7 Moving Poems For When Tragedy Strikes, Because Words Can Heal Wounds
When the worst side of human nature makes an appearance and we find ourselves in the face of some sort of tragic event — whether in our own countries or thousands of miles away — we must find ways to cope. Expressing feelings of anger, fear, or mourning is not that easy, though. So when someone else is able to perfectly articulate our emotions during times of hardship and pain in words, it can feel like you've found a person who truly understands, as well as an outlet for moving forward. With their knack for bringing words together like no other writers can, poems have helped us deal with tragic events for centuries.
In the wake of recent events, from terrorist attacks in Paris and Beirut to the ongoing refugee crisis, people around the globe have turned to poems both to understand the experiences of victims and to then express solidarity and sympathy. Warsan Shire, a Somali-British writer and poet, has seen her works become a voice for many as the world confronts a number of tragedies. Her poem "What They Did Yesterday Afternoon" concisely frames the hurt felt across continents in exactly the same way poets have done during difficult times of the past.
1. Karuna Ezara Parikh's "Pray For The World"
In response to the November terrorist attacks in Paris, Beirut, and Baghdad, Parikh called on people around the globe to pray not just for one city in particular, but the world.
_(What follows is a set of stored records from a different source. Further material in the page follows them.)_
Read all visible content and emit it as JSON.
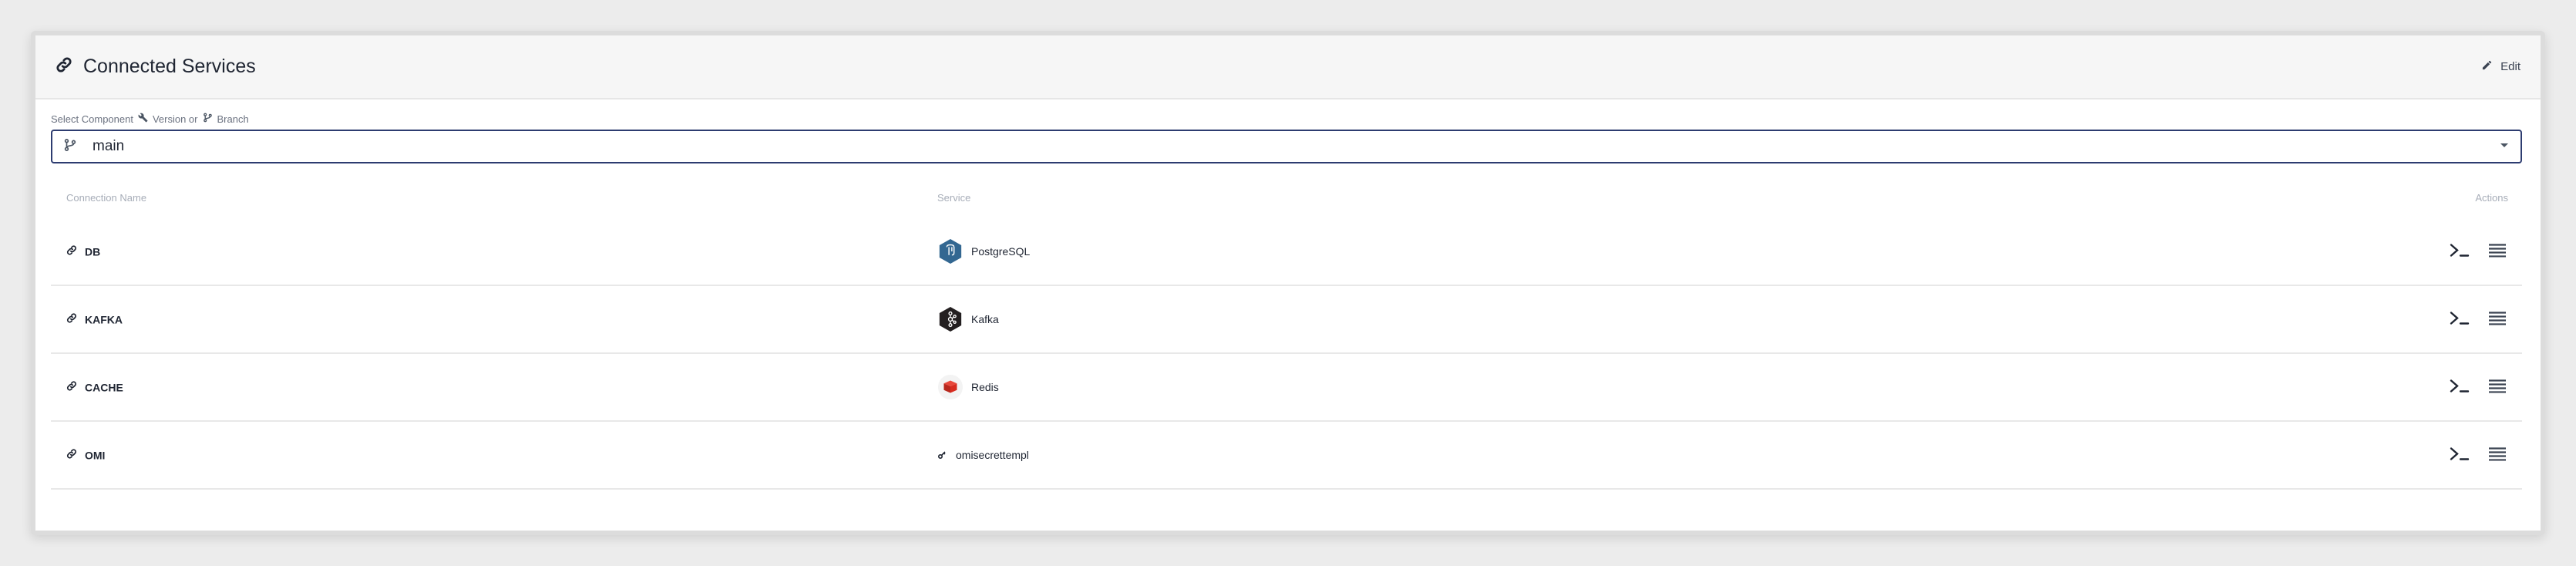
{
  "panel": {
    "title": "Connected Services",
    "edit_label": "Edit"
  },
  "selector": {
    "label_prefix": "Select Component",
    "label_version": "Version or",
    "label_branch": "Branch",
    "value": "main"
  },
  "table": {
    "headers": {
      "connection_name": "Connection Name",
      "service": "Service",
      "actions": "Actions"
    },
    "rows": [
      {
        "name": "DB",
        "service": "PostgreSQL",
        "service_icon": "postgresql-icon"
      },
      {
        "name": "KAFKA",
        "service": "Kafka",
        "service_icon": "kafka-icon"
      },
      {
        "name": "CACHE",
        "service": "Redis",
        "service_icon": "redis-icon"
      },
      {
        "name": "OMI",
        "service": "omisecrettempl",
        "service_icon": "secret-template-icon"
      }
    ]
  },
  "icons": {
    "title": "link-icon",
    "edit": "pencil-icon",
    "branch": "git-branch-icon",
    "dropdown": "caret-down-icon",
    "console": "terminal-icon",
    "menu": "hamburger-menu-icon"
  },
  "colors": {
    "select_border": "#2d3c70",
    "postgres": "#336791",
    "kafka": "#231f20",
    "redis": "#d82c20"
  }
}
Hundreds of thousands of social media users then shared the India-based blogger's post on various sites.
2. Warsan Shire's "Home"
Before readers took to Shire's "What That Did Yesterday Afternoon," a few lines from her poem "Home" struck a chord with many looking to grasp the seriousness of refugees' fleeing countries in both the Middle East and Africa.
"You have to understand, that no one puts their children in a boat unless the water is safer than the land."
3. Sadako Kurihara's "We Shall Bring Forth New Life"
Out of the ruinous nuclear attack on Hiroshima during World War II, Kurihara produced a work that expresses hope in light of disaster. A survivor of the attack, Kurihara has said that the poem, which is about a midwife helping a pregnant woman deliver her baby in the aftermath of the bombing, is based on true events.
4. Walt Whitman's "O Captain! My Captain"
Whitman's ode to Abraham Lincoln is a lesson in mourning. Whitman wrote the elegy in honor of America's 16th president after he was assassinated in 1865, using the extended metaphor throughout the poem that the former president was the captain of the ship that is the United States.
5. Martin Niemoller's "First They Came For The Socialists"
Niemoller's famous verse put into words the guilt of many who either supported Hitler's Nazi policies or accepted them by way of submission. A former promoter of Hitler, Niemoller expressed the danger in not speaking out on behalf of a group merely because you are not a part of that group.
6. Galway Kinnell's "When The Towers Fell"
In the year after the 9/11 attacks, Kinnell didn't only offer readers a poetic account of the events that occurred that day. He presented a statement on a century's history of violence.
7. W. H. Auden's "Partition"
The separation of India and Pakistan in 1947 resulted in the deaths of hundreds of thousands and the displacement of an estimated 14 million people. Auden goes after Brit Sir Cyril Radcliffe, who was assigned the duty of drawing the partition lines between the countries, in this 1966 poem.